deadly force

One casualty of the looming end of Washington state’s legislative session is a bill on police use of deadly force.

Washington has one of the highest bars in the nation for charging police officers who use deadly force. They are protected as long as they act in good faith and without malice.

SEATTLE (AP) — A Washington state prosecutor says he will not file criminal charges against two Seattle police officers who fatally shot a 46-year-old African-American man last year.

King County Prosecutor Dan Satterberg said at a news conference Tuesday that the officers, who are white, reasonably believed their lives were in danger when they shot Che Taylor in February 2016. He says "their use of deadly force at that moment was authorized by law."

Washington prosecutors say state law makes it nearly impossible to criminally charge a police officer who uses deadly force. Now a key state lawmaker predicts that law will change this year.

At a hearing in Olympia Tuesday, citizens supporting a pair of bills in the Washington legislature involving the use of deadly force by police said it’s too hard to keep law enforcement officers accountable. But some officers who showed up to testify said it’s not a change of legal language that's needed.

Ted S. Warren / AP Photo

Should it be easier to criminally charge police officers in Washington who use deadly force? A legislative task force says “yes”—but the vote was far from unanimous. Washington lawmakers are undecided on the issue as they convene Monday for their 2017 session.

Community uproar about police shootings around the country prompted Washington state lawmakers to review the use of deadly force. A task force they convened meets Monday in Olympia to adopt its final recommendations.

The recent police shootings of African-American men in Louisiana and Minnesota have reignited the debate over use of deadly force. That was on the mind of a black community leader in Washington state as she strapped on a gun belt and took aim inside a state-of-the-art training simulator for police.

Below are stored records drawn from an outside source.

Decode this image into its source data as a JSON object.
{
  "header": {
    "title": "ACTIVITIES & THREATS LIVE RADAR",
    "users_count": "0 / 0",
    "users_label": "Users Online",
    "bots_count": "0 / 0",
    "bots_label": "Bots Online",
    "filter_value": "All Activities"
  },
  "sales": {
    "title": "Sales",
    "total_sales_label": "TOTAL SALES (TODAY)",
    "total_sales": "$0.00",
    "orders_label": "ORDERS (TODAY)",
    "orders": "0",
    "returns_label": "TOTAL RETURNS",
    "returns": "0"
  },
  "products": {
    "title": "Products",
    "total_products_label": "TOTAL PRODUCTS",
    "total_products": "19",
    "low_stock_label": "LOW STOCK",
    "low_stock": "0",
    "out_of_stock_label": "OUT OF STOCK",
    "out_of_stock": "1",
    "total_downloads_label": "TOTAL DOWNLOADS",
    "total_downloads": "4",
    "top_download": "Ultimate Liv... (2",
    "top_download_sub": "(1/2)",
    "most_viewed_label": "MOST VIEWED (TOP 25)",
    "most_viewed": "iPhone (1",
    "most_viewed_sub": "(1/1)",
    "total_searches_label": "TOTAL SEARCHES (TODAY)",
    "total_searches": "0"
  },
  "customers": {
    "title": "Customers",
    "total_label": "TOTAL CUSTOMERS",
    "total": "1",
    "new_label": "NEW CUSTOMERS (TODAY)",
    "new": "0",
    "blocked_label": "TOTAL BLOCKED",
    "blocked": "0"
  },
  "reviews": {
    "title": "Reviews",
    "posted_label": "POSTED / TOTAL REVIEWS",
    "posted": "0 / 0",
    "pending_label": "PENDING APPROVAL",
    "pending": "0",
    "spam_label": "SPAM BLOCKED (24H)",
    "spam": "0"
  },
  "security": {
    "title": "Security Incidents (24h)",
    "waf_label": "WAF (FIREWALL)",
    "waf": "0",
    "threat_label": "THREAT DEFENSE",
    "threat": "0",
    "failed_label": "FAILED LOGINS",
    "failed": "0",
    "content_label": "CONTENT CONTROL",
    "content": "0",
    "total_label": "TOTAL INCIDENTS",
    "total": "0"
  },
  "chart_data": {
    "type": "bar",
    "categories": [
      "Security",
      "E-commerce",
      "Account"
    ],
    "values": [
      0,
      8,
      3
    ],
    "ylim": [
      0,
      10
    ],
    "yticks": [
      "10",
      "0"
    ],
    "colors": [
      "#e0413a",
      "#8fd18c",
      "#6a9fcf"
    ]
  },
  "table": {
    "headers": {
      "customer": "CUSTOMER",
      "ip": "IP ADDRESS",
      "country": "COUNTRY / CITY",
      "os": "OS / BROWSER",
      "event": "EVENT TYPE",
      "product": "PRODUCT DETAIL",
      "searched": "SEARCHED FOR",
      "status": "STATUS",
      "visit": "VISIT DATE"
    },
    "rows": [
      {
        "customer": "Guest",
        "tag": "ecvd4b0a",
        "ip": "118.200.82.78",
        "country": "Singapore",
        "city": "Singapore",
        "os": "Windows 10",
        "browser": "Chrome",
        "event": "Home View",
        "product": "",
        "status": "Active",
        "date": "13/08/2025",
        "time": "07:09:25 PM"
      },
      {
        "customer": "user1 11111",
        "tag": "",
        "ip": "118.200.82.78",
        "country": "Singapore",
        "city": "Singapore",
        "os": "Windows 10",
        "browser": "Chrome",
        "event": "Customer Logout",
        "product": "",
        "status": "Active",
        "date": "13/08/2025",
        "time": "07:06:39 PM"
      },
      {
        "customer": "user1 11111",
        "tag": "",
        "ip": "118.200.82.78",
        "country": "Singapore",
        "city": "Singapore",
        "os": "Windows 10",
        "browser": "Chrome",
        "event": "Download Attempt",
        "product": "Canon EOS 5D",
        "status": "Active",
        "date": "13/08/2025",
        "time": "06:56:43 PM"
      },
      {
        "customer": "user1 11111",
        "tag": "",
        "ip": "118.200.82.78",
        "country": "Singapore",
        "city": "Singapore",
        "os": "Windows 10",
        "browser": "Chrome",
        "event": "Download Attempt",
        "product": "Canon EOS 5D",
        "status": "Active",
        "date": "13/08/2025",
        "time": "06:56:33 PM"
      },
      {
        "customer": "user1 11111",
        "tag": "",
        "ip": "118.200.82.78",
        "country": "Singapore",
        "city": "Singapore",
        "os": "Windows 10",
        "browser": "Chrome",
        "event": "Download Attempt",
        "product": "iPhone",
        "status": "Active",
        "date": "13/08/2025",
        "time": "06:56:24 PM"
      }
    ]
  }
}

At the Washington State Patrol Academy in Shelton, Corporal Lori Hinds guides a pair of visitors into what looks like a walk-in video game. Inside five, large video screens form a 300-degree computer-generated environment.